On the other time-spectrum of opera, the WNO will produce Handel’s Tamerlano with Domingo as Bajazet and David Daniels as Tamerlano. Friends of baroque opera will finally get their fill at the WNO with this 1724 work that Handel squeezed in at the Haymarket between Giulio Cesare and Rodelinda. The “Greatest Hits” opera that pleases the crowd will come in the form of – I shan’t comment - La Boheme by our-all favorite composer: Giacomo Puccini. The WNO terms it the opening of “a most audience-friendly season”. The good news about this attempt to befriend most of the audience is the directorship of Mariusz Trelinski whose Chénier was excellent, even if his Butterfly was, for all the visual appeal, in much need of updating and refining. [Sep 15, 17, 19, 20, 23m, 25, 27, 29, 30m, 2007]

Mozart’s Don Giovanni will bring another favorite, Ildar Abdrazakov (L’Italiana in Algeri) as Leporello, back to DC and has him sing vis-à-vis Operalia member Erwin Schrott. When Abdrazakov takes on the role of the Don from Schrott, his brother, Askar, will be Leporello. Anja Kampe will be Donna Elvira. Don Giovanni will get a somewhat new production by John Pascoe (Democracy) – it will be a re-working of his version that was performed at DAR Constitution Hall three seasons ago. [Oct 25, 29, Nov 1, 4m, 7, 10, 13, 16, 2007]

Verdi is served with Rigoletto, featuring perhaps the most successful Operalia member, so far, Joseph Calleja as the Duke of Mantua. Lyubov Petrova (also well remembered from L’Italiana) and Carlos Álvarez are Gilda and Rigoletto. [Mar 29, 31, Apr 1, 3, 6m, 9, 12, 13m, 2008] The last fully staged opera of the 2007 / 2008 season will be Elektra by Richard Strauss – with Susan Bullock (Elektra), Christine Goerke (Chrysothemis), Irina Mishura (Klytemnestra) and Daniel Sumegi (Orest) – which is always a joy to see, even in a revival. [May 10, 12, 15, 18m, 21, 24, 29, 2008]

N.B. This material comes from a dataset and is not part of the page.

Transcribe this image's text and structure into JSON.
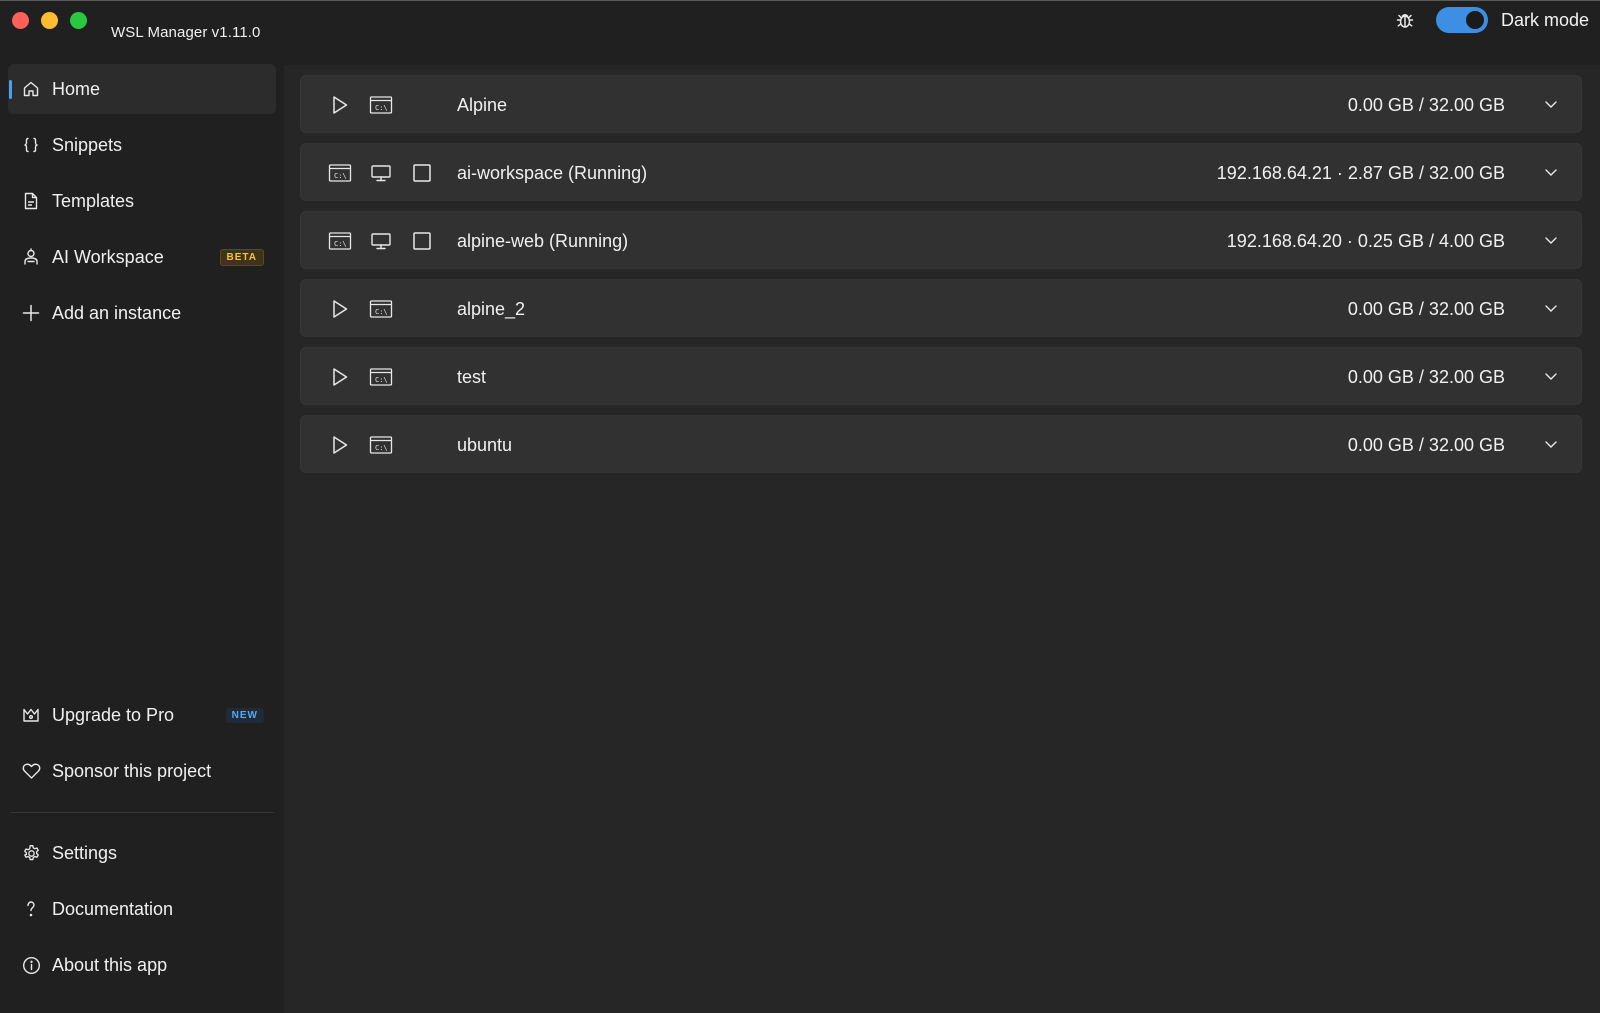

The WNO nightcap consists of two concert performances (at the Opera House) of Mascagni’s Cavalleria Rusticana in combination with something yet to be announced. Salvatore Licitra (Chénier, Tosca) and Dolora Zajick (debut) will perform.

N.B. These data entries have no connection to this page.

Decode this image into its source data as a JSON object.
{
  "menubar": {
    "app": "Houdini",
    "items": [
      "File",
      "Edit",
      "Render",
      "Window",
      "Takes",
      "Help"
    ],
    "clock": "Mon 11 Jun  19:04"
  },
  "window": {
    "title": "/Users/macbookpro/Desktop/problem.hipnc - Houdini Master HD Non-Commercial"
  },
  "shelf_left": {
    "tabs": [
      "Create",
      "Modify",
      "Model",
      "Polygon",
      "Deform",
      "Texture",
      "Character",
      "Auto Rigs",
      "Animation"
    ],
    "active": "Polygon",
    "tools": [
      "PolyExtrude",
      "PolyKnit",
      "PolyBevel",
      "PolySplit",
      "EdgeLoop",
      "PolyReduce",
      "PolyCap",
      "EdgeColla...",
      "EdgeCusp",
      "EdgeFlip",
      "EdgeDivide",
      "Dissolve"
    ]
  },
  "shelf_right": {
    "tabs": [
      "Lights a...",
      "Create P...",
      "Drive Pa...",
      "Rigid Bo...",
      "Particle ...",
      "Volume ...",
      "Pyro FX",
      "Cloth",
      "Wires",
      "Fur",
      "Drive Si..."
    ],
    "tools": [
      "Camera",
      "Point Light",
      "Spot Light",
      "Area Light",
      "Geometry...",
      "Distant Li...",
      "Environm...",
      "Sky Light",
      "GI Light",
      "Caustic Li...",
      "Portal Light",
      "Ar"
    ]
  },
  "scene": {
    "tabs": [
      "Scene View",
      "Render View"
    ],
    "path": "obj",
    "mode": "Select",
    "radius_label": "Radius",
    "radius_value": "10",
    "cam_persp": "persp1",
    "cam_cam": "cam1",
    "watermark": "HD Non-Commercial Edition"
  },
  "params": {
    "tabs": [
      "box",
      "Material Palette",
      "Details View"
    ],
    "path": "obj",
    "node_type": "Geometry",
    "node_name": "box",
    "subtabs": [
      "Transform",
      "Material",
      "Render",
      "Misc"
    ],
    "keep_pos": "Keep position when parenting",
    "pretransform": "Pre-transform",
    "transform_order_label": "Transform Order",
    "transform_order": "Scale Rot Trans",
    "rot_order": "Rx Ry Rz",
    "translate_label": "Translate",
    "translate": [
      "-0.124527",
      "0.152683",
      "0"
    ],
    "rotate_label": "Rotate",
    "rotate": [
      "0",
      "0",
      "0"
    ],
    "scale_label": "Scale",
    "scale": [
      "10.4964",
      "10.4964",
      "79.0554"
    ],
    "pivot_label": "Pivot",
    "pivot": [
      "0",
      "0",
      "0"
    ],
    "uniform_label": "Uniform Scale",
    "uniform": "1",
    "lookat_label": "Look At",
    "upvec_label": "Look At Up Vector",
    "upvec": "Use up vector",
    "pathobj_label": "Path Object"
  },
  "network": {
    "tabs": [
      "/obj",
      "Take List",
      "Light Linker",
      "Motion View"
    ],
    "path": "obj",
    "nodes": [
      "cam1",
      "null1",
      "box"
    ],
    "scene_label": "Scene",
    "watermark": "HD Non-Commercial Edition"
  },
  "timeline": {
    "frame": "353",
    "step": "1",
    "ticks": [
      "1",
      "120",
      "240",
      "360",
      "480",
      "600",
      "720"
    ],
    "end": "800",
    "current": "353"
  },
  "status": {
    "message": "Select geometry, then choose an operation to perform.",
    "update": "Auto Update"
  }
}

Garth Trinkl said...

Jens, as you know, the Washington National Opera, is not now a small opera company, but the flagship opera company of the capital city of the richest and only surviving superpower on earth, at present. I have no problem with the WNO's presentation of Arthur Miller, Arnold Weinstein, and William Bolcom's A VIEW FROM THE BRIDGE. The presentation fits in with the Washington National Opera's progressive commitment to present one American opera each and every season -- something to which the grand Metropolitan National Opera -- now under Peter Gelb -- has not yet committed; though I expect that he will announce this commitment perhaps this winter.

I hope, personally, that Mascagni’s Cavalleria Rusticana will be matched by Dallapiccola's The Prisoner.

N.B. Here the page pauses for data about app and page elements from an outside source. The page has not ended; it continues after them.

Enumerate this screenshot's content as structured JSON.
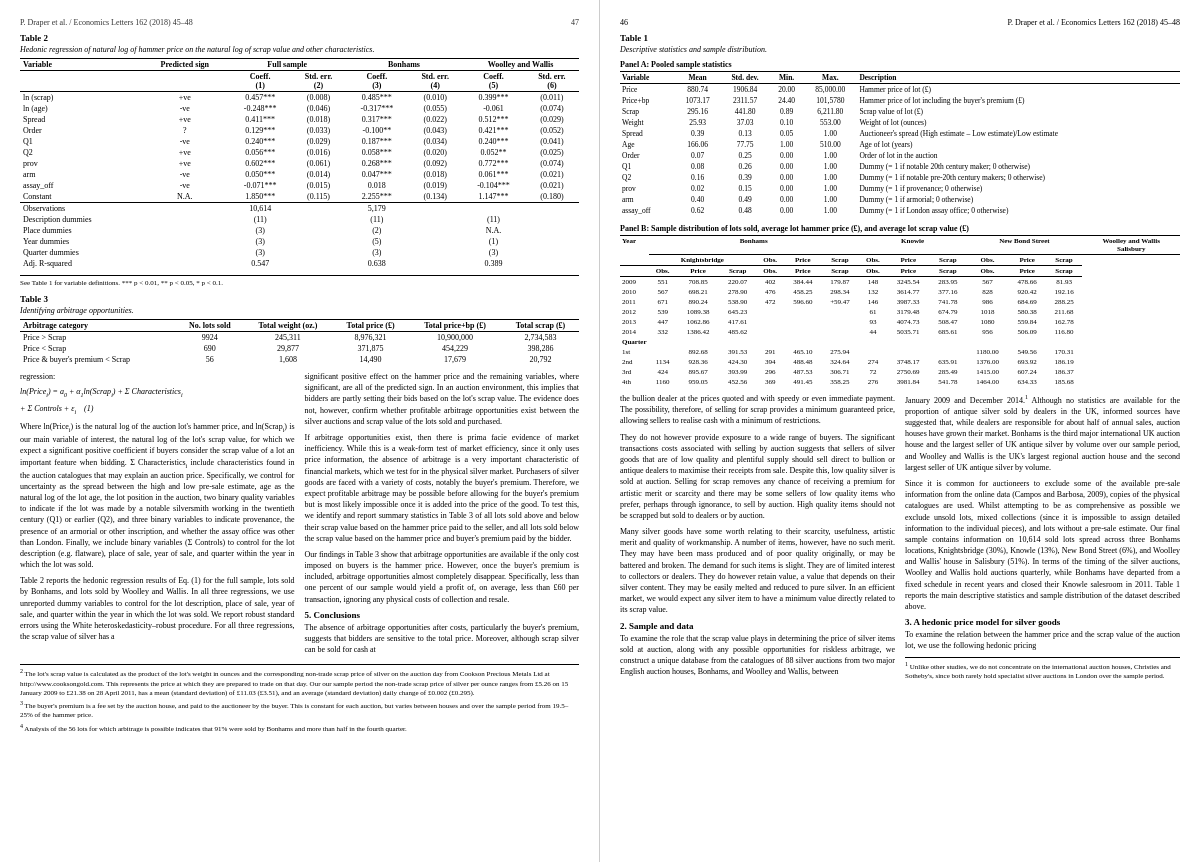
{
  "left_page": {
    "header": {
      "left": "P. Draper et al. / Economics Letters 162 (2018) 45–48",
      "right": "47"
    },
    "table2": {
      "title": "Table 2",
      "caption": "Hedonic regression of natural log of hammer price on the natural log of scrap value and other characteristics.",
      "columns": [
        "Variable",
        "Predicted sign",
        "Full sample Coeff. (1)",
        "Full sample Std. err. (2)",
        "Bonhams Coeff. (3)",
        "Bonhams Std. err. (4)",
        "Woolley and Wallis Coeff. (5)",
        "Woolley and Wallis Std. err. (6)"
      ],
      "rows": [
        [
          "ln (scrap)",
          "+ve",
          "0.457***",
          "(0.008)",
          "0.485***",
          "(0.010)",
          "0.399***",
          "(0.011)"
        ],
        [
          "ln (age)",
          "-ve",
          "-0.248***",
          "(0.046)",
          "-0.317***",
          "(0.055)",
          "-0.061",
          "(0.074)"
        ],
        [
          "Spread",
          "+ve",
          "0.411***",
          "(0.018)",
          "0.317***",
          "(0.022)",
          "0.512***",
          "(0.029)"
        ],
        [
          "Order",
          "?",
          "0.129***",
          "(0.033)",
          "-0.100**",
          "(0.043)",
          "0.421***",
          "(0.052)"
        ],
        [
          "Q1",
          "-ve",
          "0.240***",
          "(0.029)",
          "0.187***",
          "(0.034)",
          "0.240***",
          "(0.041)"
        ],
        [
          "Q2",
          "+ve",
          "0.056***",
          "(0.016)",
          "0.058***",
          "(0.020)",
          "0.052**",
          "(0.025)"
        ],
        [
          "prov",
          "+ve",
          "0.602***",
          "(0.061)",
          "0.268***",
          "(0.092)",
          "0.772***",
          "(0.074)"
        ],
        [
          "arm",
          "-ve",
          "0.050***",
          "(0.014)",
          "0.047***",
          "(0.018)",
          "0.061***",
          "(0.021)"
        ],
        [
          "assay_off",
          "-ve",
          "-0.071***",
          "(0.015)",
          "0.018",
          "(0.019)",
          "-0.104***",
          "(0.021)"
        ],
        [
          "Constant",
          "N.A.",
          "1.850***",
          "(0.115)",
          "2.255***",
          "(0.134)",
          "1.147***",
          "(0.180)"
        ],
        [
          "Observations",
          "",
          "10,614",
          "",
          "5,179",
          "",
          "",
          ""
        ],
        [
          "Description dummies",
          "",
          "(11)",
          "",
          "(11)",
          "",
          "(11)",
          ""
        ],
        [
          "Place dummies",
          "",
          "(3)",
          "",
          "(2)",
          "",
          "N.A.",
          ""
        ],
        [
          "Year dummies",
          "",
          "(3)",
          "",
          "(5)",
          "",
          "(1)",
          ""
        ],
        [
          "Quarter dummies",
          "",
          "(3)",
          "",
          "(3)",
          "",
          "(3)",
          ""
        ],
        [
          "Adj. R-squared",
          "",
          "0.547",
          "",
          "0.638",
          "",
          "0.389",
          ""
        ]
      ],
      "footnote": "See Table 1 for variable definitions. *** p < 0.01, ** p < 0.05, * p < 0.1."
    },
    "table3": {
      "title": "Table 3",
      "caption": "Identifying arbitrage opportunities.",
      "columns": [
        "Arbitrage category",
        "No. lots sold",
        "Total weight (oz.)",
        "Total price (£)",
        "Total price+bp (£)",
        "Total scrap (£)"
      ],
      "rows": [
        [
          "Price > Scrap",
          "9924",
          "245,311",
          "8,976,321",
          "10,900,000",
          "2,734,583"
        ],
        [
          "Price < Scrap",
          "690",
          "29,877",
          "371,875",
          "454,229",
          "398,286"
        ],
        [
          "Price & buyer's premium < Scrap",
          "56",
          "1,608",
          "14,490",
          "17,679",
          "20,792"
        ]
      ]
    },
    "body": {
      "regression_intro": "regression:",
      "equation1": "ln(Price_i) = a₀ + α₁ln(Scrap_i) + Σ Characteristics_i",
      "equation2": "+ Σ Controls + ε_i    (1)",
      "paragraphs": [
        "Where ln(Price_i) is the natural log of the auction lot's hammer price, and ln(Scrap_i) is our main variable of interest, the natural log of the lot's scrap value, for which we expect a significant positive coefficient if buyers consider the scrap value of a lot an important feature when bidding. Σ Characteristics_i include characteristics found in the auction catalogues that may explain an auction price. Specifically, we control for uncertainty as the spread between the high and low pre-sale estimate, age as the natural log of the lot age, the lot position in the auction, two binary quality variables to indicate if the lot was made by a notable silversmith working in the twentieth century (Q1) or earlier (Q2), and three binary variables to indicate provenance, the presence of an armorial or other inscription, and whether the assay office was other than London. Finally, we include binary variables (Σ Controls) to control for the lot description (e.g. flatware), place of sale, year of sale, and quarter within the year in which the lot was sold.",
        "Table 2 reports the hedonic regression results of Eq. (1) for the full sample, lots sold by Bonhams, and lots sold by Woolley and Wallis. In all three regressions, we use unreported dummy variables to control for the lot description, place of sale, year of sale, and quarter within the year in which the lot was sold. We report robust standard errors using the White heteroskedasticity–robust procedure. For all three regressions, the scrap value of silver has a"
      ],
      "right_column": [
        "significant positive effect on the hammer price and the remaining variables, where significant, are all of the predicted sign. In an auction environment, this implies that bidders are partly setting their bids based on the lot's scrap value. The evidence does not, however, confirm whether profitable arbitrage opportunities exist between the silver auctions and scrap value of the lots sold and purchased.",
        "If arbitrage opportunities exist, then there is prima facie evidence of market inefficiency. While this is a weak-form test of market efficiency, since it only uses price information, the absence of arbitrage is a very important characteristic of financial markets, which we test for in the physical silver market. Purchasers of silver goods are faced with a variety of costs, notably the buyer's premium. Therefore, we expect profitable arbitrage may be possible before allowing for the buyer's premium but is most likely impossible once it is added into the price of the good. To test this, we identify and report summary statistics in Table 3 of all lots sold above and below their scrap value based on the hammer price paid to the seller, and all lots sold below the scrap value based on the hammer price and buyer's premium paid by the bidder.",
        "Our findings in Table 3 show that arbitrage opportunities are available if the only cost imposed on buyers is the hammer price. However, once the buyer's premium is included, arbitrage opportunities almost completely disappear. Specifically, less than one percent of our sample would yield a profit of, on average, less than £60 per transaction, ignoring any physical costs of collection and resale."
      ],
      "section5": {
        "title": "5. Conclusions",
        "text": "The absence of arbitrage opportunities after costs, particularly the buyer's premium, suggests that bidders are sensitive to the total price. Moreover, although scrap silver can be sold for cash at"
      }
    },
    "footnotes": [
      "2 The lot's scrap value is calculated as the product of the lot's weight in ounces and the corresponding non-trade scrap price of silver on the auction day from Cookson Precious Metals Ltd at http://www.cooksongold.com. This represents the price at which they are prepared to trade on that day. Our our sample period the non-trade scrap price of silver per ounce ranges from £5.26 on 15 January 2009 to £21.38 on 28 April 2011, has a mean (standard deviation) of £11.03 (£3.51), and an average (standard deviation) daily change of £0.002 (£0.295).",
      "3 The buyer's premium is a fee set by the auction house, and paid to the auctioneer by the buyer. This is constant for each auction, but varies between houses and over the sample period from 19.5–25% of the hammer price.",
      "4 Analysis of the 56 lots for which arbitrage is possible indicates that 91% were sold by Bonhams and more than half in the fourth quarter."
    ]
  },
  "right_page": {
    "header": {
      "left": "46",
      "right": "P. Draper et al. / Economics Letters 162 (2018) 45–48"
    },
    "table1": {
      "title": "Table 1",
      "caption": "Descriptive statistics and sample distribution.",
      "panel_a": {
        "title": "Panel A: Pooled sample statistics",
        "columns": [
          "Variable",
          "Mean",
          "Std. dev.",
          "Min.",
          "Max.",
          "Description"
        ],
        "rows": [
          [
            "Price",
            "880.74",
            "1906.84",
            "20.00",
            "85,000.00",
            "Hammer price of lot (£)"
          ],
          [
            "Price+bp",
            "1073.17",
            "2311.57",
            "24.40",
            "101,5780",
            "Hammer price of lot including the buyer's premium (£)"
          ],
          [
            "Scrap",
            "295.16",
            "441.80",
            "0.89",
            "6,211.80",
            "Scrap value of lot (£)"
          ],
          [
            "Weight",
            "25.93",
            "37.03",
            "0.10",
            "553.00",
            "Weight of lot (ounces)"
          ],
          [
            "Spread",
            "0.39",
            "0.13",
            "0.05",
            "1.00",
            "Auctioneer's spread (High estimate – Low estimate)/Low estimate"
          ],
          [
            "Age",
            "166.06",
            "77.75",
            "1.00",
            "510.00",
            "Age of lot (years)"
          ],
          [
            "Order",
            "0.07",
            "0.25",
            "0.00",
            "1.00",
            "Order of lot in the auction"
          ],
          [
            "Q1",
            "0.08",
            "0.26",
            "0.00",
            "1.00",
            "Dummy (= 1 if notable 20th century maker; 0 otherwise)"
          ],
          [
            "Q2",
            "0.16",
            "0.39",
            "0.00",
            "1.00",
            "Dummy (= 1 if notable pre-20th century makers; 0 otherwise)"
          ],
          [
            "prov",
            "0.02",
            "0.15",
            "0.00",
            "1.00",
            "Dummy (= 1 if provenance; 0 otherwise)"
          ],
          [
            "arm",
            "0.40",
            "0.49",
            "0.00",
            "1.00",
            "Dummy (= 1 if armorial; 0 otherwise)"
          ],
          [
            "assay_off",
            "0.62",
            "0.48",
            "0.00",
            "1.00",
            "Dummy (= 1 if London assay office; 0 otherwise)"
          ]
        ]
      },
      "panel_b": {
        "title": "Panel B: Sample distribution of lots sold, average lot hammer price (£), and average lot scrap value (£)",
        "year_header": [
          "Year",
          "Bonhams",
          "",
          "",
          "",
          "",
          "",
          "",
          "Knowie",
          "",
          "",
          "",
          "New Bond Street",
          "",
          "",
          "",
          "Woolley and Wallis Salisbury",
          "",
          "",
          ""
        ],
        "sub_header": [
          "",
          "Knightsbridge",
          "",
          "",
          "Obs.",
          "Price",
          "Scrap",
          "Obs.",
          "Price",
          "Scrap",
          "Obs.",
          "Price",
          "Scrap",
          "Obs.",
          "Price",
          "Scrap"
        ],
        "rows": [
          [
            "2009",
            "551",
            "708.85",
            "220.07",
            "402",
            "384.44",
            "179.87",
            "148",
            "3245.54",
            "283.95",
            "567",
            "478.66",
            "81.93"
          ],
          [
            "2010",
            "567",
            "698.21",
            "278.90",
            "476",
            "458.25",
            "298.34",
            "132",
            "3614.77",
            "377.16",
            "828",
            "920.42",
            "192.16"
          ],
          [
            "2011",
            "671",
            "890.24",
            "538.90",
            "472",
            "596.60",
            "+59.47",
            "146",
            "3987.33",
            "741.78",
            "986",
            "684.69",
            "288.25"
          ],
          [
            "2012",
            "539",
            "1089.38",
            "645.23",
            "",
            "",
            "",
            "61",
            "3179.48",
            "674.79",
            "1018",
            "580.38",
            "211.68"
          ],
          [
            "2013",
            "447",
            "1062.86",
            "417.61",
            "",
            "",
            "",
            "93",
            "4074.73",
            "508.47",
            "1080",
            "559.84",
            "162.78"
          ],
          [
            "2014",
            "332",
            "1386.42",
            "485.62",
            "",
            "",
            "",
            "44",
            "5035.71",
            "685.61",
            "956",
            "506.09",
            "116.80"
          ],
          [
            "Quarter",
            "",
            "",
            "",
            "",
            "",
            "",
            "",
            "",
            "",
            "",
            "",
            "",
            "",
            "",
            ""
          ],
          [
            "1st",
            "",
            "892.68",
            "391.53",
            "291",
            "465.10",
            "275.94",
            "",
            "",
            "",
            "1180.00",
            "549.56",
            "170.31"
          ],
          [
            "2nd",
            "1134",
            "928.36",
            "424.30",
            "394",
            "488.48",
            "324.64",
            "274",
            "3748.17",
            "635.91",
            "1376.00",
            "693.92",
            "186.19"
          ],
          [
            "3rd",
            "424",
            "895.67",
            "393.99",
            "296",
            "487.53",
            "306.71",
            "72",
            "2750.69",
            "285.49",
            "1415.00",
            "607.24",
            "186.37"
          ],
          [
            "4th",
            "1160",
            "959.05",
            "452.56",
            "369",
            "491.45",
            "358.25",
            "276",
            "3981.84",
            "541.78",
            "1464.00",
            "634.33",
            "185.68"
          ]
        ]
      }
    },
    "body": {
      "paragraphs_left": [
        "the bullion dealer at the prices quoted and with speedy or even immediate payment. The possibility, therefore, of selling for scrap provides a minimum guaranteed price, allowing sellers to realise cash with a minimum of restrictions.",
        "They do not however provide exposure to a wide range of buyers. The significant transactions costs associated with selling by auction suggests that sellers of silver goods that are of low quality and plentiful supply should sell direct to bullion or antique dealers to maximise their receipts from sale. Despite this, low quality silver is sold at auction. Selling for scrap removes any chance of receiving a premium for artistic merit or scarcity and there may be some sellers of low quality items who prefer, perhaps through ignorance, to sell by auction. High quality items should not be scrapped but sold to dealers or by auction.",
        "Many silver goods have some worth relating to their scarcity, usefulness, artistic merit and quality of workmanship. A number of items, however, have no such merit. They may have been mass produced and of poor quality originally, or may be battered and broken. The demand for such items is slight. They are of limited interest to collectors or dealers. They do however retain value, a value that depends on their silver content. They may be easily melted and reduced to pure silver. In an efficient market, we would expect any silver item to have a minimum value directly related to its scrap value."
      ],
      "section2": {
        "title": "2. Sample and data",
        "text": "To examine the role that the scrap value plays in determining the price of silver items sold at auction, along with any possible opportunities for riskless arbitrage, we construct a unique database from the catalogues of 88 silver auctions from two major English auction houses, Bonhams, and Woolley and Wallis, between"
      },
      "paragraphs_right": [
        "January 2009 and December 2014. Although no statistics are available for the proportion of antique silver sold by dealers in the UK, informed sources have suggested that, while dealers are responsible for about half of annual sales, auction houses have grown their market. Bonhams is the third major international UK auction house and the largest seller of UK antique silver by volume over our sample period, and Woolley and Wallis is the UK's largest regional auction house and the second largest seller of UK antique silver by volume.",
        "Since it is common for auctioneers to exclude some of the available pre-sale information from the online data (Campos and Barbosa, 2009), copies of the physical catalogues are used. Whilst attempting to be as comprehensive as possible we exclude unsold lots, mixed collections (since it is impossible to assign detailed information to the individual pieces), and lots without a pre-sale estimate. Our final sample contains information on 10,614 sold lots spread across three Bonhams locations, Knightsbridge (30%), Knowle (13%), New Bond Street (6%), and Woolley and Wallis' house in Salisbury (51%). In terms of the timing of the silver auctions, Woolley and Wallis hold auctions quarterly, while Bonhams have departed from a fixed schedule in recent years and closed their Knowle salesroom in 2011. Table 1 reports the main descriptive statistics and sample distribution of the dataset described above."
      ],
      "section3": {
        "title": "3. A hedonic price model for silver goods",
        "text": "To examine the relation between the hammer price and the scrap value of the auction lot, we use the following hedonic pricing"
      }
    },
    "footnotes": [
      "1 Unlike other studies, we do not concentrate on the international auction houses, Christies and Sotheby's, since both rarely hold specialist silver auctions in London over the sample period."
    ]
  }
}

Or following up upon the WNO's production of Janacek's Jenufa this Spring, how about a staging --without intermissions -- of Janacek's From the House of the Dead. You asked for operatic relevance, didn't you?

Happy New Year, belatedly, to you and Charles.

jfl said...

I agree. Now lets get Congress to find its cultural vain and give the WNO a one-time, no-strings attached, gift of $ 100 or $200 million to its endowment. It's peanuts, compared to what the country blows on projects far less worthy and it would suffice to turn the WNO from a hand-to-mouth opera house (where the limitations creak through all the good intentions and the facade of great professionalism) into something stable and respectable and something to be proud of... and even let them have a little repertory, perhaps. (For the price of two daring extra productions a year, I'll gladly have them alternate between a couple or four crowd-pleasing staples ever two years.)



My Daily Struggles said...

I saw the WNO's Flying Dutchman in March 2008. It was an excellent production musically and in terms of staging.